What needs to be done:
Would you please return the lines of the material that contain the word "Sales"?

Input material:

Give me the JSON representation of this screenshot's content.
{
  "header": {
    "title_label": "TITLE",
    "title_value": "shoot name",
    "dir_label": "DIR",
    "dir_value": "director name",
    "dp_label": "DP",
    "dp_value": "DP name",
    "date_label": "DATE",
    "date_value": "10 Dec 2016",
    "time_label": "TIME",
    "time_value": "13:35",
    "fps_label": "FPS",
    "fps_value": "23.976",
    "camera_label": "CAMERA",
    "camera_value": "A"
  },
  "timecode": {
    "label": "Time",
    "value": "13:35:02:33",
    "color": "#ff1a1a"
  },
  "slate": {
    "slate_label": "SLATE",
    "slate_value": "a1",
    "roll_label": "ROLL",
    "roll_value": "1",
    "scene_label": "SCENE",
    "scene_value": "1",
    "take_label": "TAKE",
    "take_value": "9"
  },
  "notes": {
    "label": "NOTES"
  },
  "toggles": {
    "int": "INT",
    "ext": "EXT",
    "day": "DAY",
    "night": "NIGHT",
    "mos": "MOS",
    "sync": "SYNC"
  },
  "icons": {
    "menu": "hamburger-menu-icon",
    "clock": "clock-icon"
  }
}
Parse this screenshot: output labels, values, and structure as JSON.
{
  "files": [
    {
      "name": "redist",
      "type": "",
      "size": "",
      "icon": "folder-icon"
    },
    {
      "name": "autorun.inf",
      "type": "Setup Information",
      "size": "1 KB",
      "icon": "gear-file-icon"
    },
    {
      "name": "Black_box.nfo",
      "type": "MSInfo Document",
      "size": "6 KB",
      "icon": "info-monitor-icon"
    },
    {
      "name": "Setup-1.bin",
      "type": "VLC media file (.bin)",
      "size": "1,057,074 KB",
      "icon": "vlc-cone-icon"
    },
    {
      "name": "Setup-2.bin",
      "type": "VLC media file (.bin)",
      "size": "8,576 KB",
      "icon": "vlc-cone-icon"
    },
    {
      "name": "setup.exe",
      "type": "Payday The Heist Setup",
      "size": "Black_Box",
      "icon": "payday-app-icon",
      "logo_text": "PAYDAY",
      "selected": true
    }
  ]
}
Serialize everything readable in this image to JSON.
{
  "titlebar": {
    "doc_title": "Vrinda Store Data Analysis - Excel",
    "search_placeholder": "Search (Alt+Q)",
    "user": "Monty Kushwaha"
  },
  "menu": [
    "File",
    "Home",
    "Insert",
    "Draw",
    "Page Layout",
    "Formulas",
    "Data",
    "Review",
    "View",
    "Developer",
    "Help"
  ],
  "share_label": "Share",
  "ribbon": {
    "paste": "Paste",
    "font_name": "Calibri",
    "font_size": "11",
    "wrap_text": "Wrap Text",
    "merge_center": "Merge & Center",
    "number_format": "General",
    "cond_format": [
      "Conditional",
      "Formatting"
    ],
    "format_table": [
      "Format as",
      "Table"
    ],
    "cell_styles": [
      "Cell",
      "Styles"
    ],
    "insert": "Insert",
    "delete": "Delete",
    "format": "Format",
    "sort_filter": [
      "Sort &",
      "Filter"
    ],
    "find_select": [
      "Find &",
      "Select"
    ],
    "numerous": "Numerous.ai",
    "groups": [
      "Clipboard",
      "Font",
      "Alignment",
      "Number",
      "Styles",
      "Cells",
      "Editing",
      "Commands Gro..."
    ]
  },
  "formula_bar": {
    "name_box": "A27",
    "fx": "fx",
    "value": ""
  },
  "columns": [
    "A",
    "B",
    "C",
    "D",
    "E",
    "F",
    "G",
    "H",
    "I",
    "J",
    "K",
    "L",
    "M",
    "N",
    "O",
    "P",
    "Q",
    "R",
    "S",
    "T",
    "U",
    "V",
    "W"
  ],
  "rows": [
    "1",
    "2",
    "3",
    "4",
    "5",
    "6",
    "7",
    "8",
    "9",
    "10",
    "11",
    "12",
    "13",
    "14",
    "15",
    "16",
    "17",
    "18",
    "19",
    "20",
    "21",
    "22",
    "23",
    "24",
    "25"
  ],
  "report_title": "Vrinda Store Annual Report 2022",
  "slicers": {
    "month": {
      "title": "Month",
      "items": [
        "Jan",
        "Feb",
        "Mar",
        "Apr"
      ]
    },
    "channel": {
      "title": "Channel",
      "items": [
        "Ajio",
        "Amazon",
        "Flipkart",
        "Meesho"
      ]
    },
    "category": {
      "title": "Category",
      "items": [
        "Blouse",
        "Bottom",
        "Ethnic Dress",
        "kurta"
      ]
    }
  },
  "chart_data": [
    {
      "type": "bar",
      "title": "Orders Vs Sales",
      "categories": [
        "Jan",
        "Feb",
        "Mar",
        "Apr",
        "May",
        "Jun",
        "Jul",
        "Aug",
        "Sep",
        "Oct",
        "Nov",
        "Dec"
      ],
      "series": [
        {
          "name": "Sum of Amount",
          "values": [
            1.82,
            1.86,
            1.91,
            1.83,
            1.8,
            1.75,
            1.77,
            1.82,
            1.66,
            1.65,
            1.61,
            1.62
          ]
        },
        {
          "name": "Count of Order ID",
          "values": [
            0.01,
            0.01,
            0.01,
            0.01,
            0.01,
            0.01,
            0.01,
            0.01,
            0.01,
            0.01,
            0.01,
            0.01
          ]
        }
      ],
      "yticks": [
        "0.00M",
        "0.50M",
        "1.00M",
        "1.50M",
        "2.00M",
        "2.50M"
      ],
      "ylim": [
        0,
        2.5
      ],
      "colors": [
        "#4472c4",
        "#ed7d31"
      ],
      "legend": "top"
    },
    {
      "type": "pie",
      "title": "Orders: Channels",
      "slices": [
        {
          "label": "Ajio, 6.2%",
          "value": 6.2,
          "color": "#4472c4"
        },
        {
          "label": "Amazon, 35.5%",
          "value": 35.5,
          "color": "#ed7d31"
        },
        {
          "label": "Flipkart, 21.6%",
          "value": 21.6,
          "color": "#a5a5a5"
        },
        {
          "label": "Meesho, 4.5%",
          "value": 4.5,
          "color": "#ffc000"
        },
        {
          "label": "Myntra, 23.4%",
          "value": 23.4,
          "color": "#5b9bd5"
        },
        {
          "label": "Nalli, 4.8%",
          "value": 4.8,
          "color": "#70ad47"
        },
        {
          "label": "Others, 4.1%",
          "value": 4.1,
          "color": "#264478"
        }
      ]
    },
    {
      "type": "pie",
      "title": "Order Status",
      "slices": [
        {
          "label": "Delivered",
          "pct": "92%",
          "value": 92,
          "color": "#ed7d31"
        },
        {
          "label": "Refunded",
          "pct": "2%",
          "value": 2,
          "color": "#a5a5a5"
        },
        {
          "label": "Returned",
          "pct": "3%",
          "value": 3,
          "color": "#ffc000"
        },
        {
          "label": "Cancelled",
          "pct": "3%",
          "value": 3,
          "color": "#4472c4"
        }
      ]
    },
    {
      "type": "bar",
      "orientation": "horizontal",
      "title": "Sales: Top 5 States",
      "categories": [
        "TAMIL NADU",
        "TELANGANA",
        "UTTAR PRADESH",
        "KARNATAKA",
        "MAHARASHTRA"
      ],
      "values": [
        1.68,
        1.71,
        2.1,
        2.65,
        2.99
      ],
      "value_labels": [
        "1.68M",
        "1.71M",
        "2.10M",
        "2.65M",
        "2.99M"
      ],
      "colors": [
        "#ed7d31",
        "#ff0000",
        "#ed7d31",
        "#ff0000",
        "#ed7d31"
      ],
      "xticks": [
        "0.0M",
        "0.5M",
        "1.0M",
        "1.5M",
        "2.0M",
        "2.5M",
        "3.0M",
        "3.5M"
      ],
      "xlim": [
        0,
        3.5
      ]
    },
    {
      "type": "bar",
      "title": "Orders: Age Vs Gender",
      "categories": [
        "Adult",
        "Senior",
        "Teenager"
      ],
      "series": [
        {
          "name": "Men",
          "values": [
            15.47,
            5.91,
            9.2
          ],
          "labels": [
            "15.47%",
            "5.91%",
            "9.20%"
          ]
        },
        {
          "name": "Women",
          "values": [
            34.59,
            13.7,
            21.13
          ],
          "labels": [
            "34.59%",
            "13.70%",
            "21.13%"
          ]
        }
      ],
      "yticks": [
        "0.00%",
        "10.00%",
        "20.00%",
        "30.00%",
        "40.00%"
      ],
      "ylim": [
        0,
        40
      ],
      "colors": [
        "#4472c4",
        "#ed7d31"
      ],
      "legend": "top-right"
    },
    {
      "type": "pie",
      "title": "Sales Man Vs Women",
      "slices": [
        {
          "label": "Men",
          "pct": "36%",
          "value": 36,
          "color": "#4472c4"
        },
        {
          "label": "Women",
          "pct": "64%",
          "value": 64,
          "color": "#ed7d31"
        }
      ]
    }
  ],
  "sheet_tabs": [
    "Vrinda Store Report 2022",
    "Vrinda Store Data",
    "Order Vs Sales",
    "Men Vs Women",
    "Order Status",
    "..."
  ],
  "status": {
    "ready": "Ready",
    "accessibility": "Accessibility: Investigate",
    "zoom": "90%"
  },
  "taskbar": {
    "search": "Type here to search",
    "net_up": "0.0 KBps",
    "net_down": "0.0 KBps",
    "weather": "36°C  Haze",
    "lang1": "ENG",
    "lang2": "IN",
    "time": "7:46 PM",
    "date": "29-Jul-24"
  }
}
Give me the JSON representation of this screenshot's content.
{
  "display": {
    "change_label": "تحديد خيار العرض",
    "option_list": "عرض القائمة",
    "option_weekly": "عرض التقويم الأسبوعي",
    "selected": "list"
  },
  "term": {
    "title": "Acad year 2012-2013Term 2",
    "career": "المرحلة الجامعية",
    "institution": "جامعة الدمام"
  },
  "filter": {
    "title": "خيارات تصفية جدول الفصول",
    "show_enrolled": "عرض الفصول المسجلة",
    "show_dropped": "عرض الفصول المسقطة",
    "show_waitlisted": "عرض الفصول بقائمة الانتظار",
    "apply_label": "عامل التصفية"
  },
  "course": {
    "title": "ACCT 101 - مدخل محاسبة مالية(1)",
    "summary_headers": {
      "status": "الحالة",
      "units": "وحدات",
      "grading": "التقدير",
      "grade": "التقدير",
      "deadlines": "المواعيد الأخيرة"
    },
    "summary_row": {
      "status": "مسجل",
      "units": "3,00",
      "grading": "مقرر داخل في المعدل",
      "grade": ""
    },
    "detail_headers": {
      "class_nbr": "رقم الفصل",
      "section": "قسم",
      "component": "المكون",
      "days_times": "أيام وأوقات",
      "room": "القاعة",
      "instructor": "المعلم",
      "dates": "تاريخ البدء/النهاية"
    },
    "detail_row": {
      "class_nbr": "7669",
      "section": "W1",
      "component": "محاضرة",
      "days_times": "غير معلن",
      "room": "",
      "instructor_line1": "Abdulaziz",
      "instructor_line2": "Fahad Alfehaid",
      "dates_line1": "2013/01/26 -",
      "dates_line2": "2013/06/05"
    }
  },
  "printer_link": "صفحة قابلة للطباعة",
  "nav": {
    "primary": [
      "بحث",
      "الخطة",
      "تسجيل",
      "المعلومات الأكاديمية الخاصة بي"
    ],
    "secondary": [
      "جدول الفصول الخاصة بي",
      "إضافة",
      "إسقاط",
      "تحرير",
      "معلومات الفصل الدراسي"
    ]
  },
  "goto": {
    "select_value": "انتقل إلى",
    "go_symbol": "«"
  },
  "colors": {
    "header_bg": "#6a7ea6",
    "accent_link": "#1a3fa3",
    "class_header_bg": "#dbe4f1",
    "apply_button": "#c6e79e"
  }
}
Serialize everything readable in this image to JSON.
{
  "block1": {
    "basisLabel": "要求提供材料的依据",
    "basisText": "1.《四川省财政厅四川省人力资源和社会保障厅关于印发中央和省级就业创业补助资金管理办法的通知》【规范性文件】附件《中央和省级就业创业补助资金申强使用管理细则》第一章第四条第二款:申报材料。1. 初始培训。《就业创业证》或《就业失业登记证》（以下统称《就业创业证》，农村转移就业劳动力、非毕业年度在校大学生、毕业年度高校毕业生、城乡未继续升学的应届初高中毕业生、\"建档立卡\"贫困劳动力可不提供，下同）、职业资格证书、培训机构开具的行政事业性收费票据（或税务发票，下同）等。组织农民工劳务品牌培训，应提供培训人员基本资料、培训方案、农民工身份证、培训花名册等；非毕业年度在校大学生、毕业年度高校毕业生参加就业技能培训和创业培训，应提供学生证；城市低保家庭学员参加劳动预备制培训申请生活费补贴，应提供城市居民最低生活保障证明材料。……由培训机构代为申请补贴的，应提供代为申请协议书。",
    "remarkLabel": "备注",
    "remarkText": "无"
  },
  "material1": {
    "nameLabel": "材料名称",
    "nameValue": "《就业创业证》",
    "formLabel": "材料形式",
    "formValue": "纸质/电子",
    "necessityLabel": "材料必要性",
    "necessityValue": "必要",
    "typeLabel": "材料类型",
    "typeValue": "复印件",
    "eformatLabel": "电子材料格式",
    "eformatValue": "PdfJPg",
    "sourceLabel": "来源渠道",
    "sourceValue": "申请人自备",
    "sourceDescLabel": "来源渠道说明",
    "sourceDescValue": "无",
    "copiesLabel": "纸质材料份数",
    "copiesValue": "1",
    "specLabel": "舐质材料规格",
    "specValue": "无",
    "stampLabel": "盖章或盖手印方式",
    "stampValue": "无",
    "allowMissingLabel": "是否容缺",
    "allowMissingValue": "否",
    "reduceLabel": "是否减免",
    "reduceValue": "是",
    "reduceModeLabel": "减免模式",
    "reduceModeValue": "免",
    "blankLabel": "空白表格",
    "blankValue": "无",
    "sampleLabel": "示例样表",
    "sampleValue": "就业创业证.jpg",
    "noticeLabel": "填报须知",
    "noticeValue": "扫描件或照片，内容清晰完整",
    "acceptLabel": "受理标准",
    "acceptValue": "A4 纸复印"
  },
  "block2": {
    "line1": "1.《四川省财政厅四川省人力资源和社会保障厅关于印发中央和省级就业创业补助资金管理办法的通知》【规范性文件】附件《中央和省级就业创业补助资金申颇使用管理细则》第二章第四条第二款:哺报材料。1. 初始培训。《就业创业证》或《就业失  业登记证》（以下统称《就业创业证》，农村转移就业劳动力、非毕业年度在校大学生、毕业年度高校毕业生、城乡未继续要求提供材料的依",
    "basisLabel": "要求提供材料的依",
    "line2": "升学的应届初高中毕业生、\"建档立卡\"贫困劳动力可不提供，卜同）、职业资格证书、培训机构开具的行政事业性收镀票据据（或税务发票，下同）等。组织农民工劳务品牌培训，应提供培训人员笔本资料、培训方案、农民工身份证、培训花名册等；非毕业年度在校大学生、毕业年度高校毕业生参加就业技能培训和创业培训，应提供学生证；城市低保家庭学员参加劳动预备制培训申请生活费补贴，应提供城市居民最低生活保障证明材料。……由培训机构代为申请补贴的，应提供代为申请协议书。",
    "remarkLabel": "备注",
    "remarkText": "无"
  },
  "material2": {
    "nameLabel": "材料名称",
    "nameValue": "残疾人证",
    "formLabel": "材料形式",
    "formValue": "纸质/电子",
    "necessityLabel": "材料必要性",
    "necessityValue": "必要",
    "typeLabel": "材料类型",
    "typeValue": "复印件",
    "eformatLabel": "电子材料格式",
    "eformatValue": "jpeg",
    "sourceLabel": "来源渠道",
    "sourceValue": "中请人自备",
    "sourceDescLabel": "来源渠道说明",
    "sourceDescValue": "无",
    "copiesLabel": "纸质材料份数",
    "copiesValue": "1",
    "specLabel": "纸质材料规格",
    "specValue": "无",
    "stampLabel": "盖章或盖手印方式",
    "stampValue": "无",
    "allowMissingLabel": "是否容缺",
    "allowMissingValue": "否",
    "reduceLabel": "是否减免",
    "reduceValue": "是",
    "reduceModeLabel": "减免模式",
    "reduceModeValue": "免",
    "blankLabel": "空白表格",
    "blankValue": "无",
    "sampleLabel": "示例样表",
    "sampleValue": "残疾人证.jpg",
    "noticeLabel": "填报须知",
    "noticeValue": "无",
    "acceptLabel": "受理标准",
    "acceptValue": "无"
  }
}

The completed task:
      "title": "Orders Vs Sales",
      "title": "Sales: Top 5 States",
      "title": "Sales Man Vs Women",
    "Order Vs Sales",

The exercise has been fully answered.